I would first begin by saying that each of these opposing arguments are problematic because they don’t take into account the full weight of the doctrine. As I said in Part 1 the doctrine of the Trinity is so foundational that predication would be impossible without it. Thus each of these opposing arguments would prove themselves to be internally incoherent against thorough understanding of the Trinity. Rather than work through each of these criticisms which I find to be superficial at best I would say that the organic relationship between the Trinity and Christianity is demonstrated naturally from the text of Scripture.
As Christians we come to the faith much like our ancestors dating back to the NT church confessing that only Jesus and He alone can save us from our sins (Acts 4:12). Simultaneously believers through out church history are always confronted with the notion that God is the only one that can save. Thus we conclude as Paul the Apostle that Jesus is Lord (1 Corinthians 12:3; Isaiah 45:20-23). This is similar to when Paul writes, “9 Therefore God has highly exalted him and bestowed on him the name that is above every name, 10 so that at the name of Jesus every knee should bow, in heaven and on earth and under the earth, 11 and every tongue confess that Jesus Christ is Lord, to the glory of God the Father.”
Hence in a very real sense when we come confessing our faith in the Holy Trinity (some times you will notice a Pastor who will Baptize in the Trinitarian formulation) this a more thorough and robust way of confessing our faith in Jesus as Savior. However -and more to our point here- if confessing our faith in the Holy Trinity is on par with confessing our faith in Jesus as Savior then when happens when the Trinity is denied or rejected?

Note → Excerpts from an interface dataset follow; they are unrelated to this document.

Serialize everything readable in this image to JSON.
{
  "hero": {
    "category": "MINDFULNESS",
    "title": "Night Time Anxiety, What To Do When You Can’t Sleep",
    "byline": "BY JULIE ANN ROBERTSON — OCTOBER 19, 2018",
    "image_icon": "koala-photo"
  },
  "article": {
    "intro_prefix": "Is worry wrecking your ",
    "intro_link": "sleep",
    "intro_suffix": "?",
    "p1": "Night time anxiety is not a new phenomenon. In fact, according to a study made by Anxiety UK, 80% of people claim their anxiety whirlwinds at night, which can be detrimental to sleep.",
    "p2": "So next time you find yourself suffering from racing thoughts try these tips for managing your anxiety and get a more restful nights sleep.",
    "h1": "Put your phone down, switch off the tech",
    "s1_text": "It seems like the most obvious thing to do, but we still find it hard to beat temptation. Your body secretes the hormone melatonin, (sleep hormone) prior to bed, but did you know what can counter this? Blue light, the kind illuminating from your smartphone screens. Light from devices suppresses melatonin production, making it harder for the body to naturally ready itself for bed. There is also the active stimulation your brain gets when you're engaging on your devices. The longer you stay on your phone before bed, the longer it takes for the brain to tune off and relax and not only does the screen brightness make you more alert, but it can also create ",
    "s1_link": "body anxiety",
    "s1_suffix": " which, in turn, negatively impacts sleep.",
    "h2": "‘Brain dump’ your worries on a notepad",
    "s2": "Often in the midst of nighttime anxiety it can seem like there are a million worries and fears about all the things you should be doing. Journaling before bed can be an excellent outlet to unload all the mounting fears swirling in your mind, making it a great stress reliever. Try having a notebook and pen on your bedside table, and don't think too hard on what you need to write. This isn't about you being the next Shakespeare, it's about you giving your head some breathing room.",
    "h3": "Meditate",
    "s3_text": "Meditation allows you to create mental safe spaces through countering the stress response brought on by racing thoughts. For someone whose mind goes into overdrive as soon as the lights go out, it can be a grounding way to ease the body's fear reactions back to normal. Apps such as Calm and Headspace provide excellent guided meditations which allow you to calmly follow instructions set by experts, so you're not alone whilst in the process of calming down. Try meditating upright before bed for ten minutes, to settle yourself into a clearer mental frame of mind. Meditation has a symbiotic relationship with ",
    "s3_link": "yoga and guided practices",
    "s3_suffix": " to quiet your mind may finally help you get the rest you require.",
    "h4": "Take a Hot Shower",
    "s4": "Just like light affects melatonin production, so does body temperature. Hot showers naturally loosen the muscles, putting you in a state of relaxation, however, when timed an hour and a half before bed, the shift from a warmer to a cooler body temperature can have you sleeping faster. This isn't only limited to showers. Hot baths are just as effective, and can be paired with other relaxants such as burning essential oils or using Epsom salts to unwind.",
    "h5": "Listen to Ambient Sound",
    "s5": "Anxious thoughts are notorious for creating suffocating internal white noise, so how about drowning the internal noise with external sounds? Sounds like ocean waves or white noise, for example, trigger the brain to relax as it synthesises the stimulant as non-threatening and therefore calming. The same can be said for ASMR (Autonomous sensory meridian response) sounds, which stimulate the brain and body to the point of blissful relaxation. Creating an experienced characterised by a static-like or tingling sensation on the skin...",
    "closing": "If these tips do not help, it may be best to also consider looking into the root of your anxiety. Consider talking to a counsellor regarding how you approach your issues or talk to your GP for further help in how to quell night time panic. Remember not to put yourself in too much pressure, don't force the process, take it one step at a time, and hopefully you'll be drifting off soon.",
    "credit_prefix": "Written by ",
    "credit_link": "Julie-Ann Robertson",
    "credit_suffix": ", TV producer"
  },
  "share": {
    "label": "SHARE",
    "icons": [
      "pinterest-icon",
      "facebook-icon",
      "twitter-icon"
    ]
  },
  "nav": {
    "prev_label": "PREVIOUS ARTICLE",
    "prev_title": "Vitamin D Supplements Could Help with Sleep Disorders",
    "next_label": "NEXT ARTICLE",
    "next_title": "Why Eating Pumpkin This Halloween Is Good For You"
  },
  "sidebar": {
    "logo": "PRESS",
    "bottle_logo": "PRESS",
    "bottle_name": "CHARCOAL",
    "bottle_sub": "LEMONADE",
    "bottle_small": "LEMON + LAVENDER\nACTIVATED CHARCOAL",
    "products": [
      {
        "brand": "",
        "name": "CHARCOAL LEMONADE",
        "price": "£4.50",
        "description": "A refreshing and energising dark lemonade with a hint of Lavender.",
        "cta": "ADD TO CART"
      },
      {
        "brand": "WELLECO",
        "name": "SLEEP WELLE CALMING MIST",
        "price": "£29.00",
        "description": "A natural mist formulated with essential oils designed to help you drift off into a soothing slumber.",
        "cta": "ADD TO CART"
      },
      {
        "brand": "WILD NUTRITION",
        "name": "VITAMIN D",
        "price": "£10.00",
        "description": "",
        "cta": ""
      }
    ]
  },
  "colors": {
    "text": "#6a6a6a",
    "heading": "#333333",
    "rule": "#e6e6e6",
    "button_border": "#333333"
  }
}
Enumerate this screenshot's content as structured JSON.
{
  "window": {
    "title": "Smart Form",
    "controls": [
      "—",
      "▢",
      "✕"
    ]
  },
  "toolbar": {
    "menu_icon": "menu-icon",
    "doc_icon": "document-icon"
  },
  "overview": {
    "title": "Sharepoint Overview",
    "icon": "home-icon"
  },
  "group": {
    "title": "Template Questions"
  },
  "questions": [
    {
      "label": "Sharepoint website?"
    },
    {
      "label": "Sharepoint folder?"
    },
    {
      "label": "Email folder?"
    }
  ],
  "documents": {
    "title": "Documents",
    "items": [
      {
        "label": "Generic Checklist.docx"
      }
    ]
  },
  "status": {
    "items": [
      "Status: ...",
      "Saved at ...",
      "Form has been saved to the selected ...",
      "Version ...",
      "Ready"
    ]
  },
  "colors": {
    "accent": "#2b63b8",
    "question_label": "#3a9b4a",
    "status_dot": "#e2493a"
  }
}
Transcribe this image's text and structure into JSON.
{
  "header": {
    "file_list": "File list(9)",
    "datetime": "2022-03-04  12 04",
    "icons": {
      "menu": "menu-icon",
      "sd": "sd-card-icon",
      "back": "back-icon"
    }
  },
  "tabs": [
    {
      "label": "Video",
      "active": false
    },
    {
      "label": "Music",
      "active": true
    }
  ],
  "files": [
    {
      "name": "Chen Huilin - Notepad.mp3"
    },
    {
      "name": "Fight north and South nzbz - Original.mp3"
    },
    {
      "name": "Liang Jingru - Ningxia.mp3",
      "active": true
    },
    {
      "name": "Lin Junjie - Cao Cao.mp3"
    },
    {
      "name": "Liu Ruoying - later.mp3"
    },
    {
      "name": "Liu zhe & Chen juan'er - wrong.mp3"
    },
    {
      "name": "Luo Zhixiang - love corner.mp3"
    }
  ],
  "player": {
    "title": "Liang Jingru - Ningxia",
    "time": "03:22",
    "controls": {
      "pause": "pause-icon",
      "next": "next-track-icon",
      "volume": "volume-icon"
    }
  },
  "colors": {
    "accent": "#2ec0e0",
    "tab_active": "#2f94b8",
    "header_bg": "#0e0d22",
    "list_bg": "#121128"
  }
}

By necessary default the Jesus as Savior is rejected.
Tell me your thoughts or questions. More to come.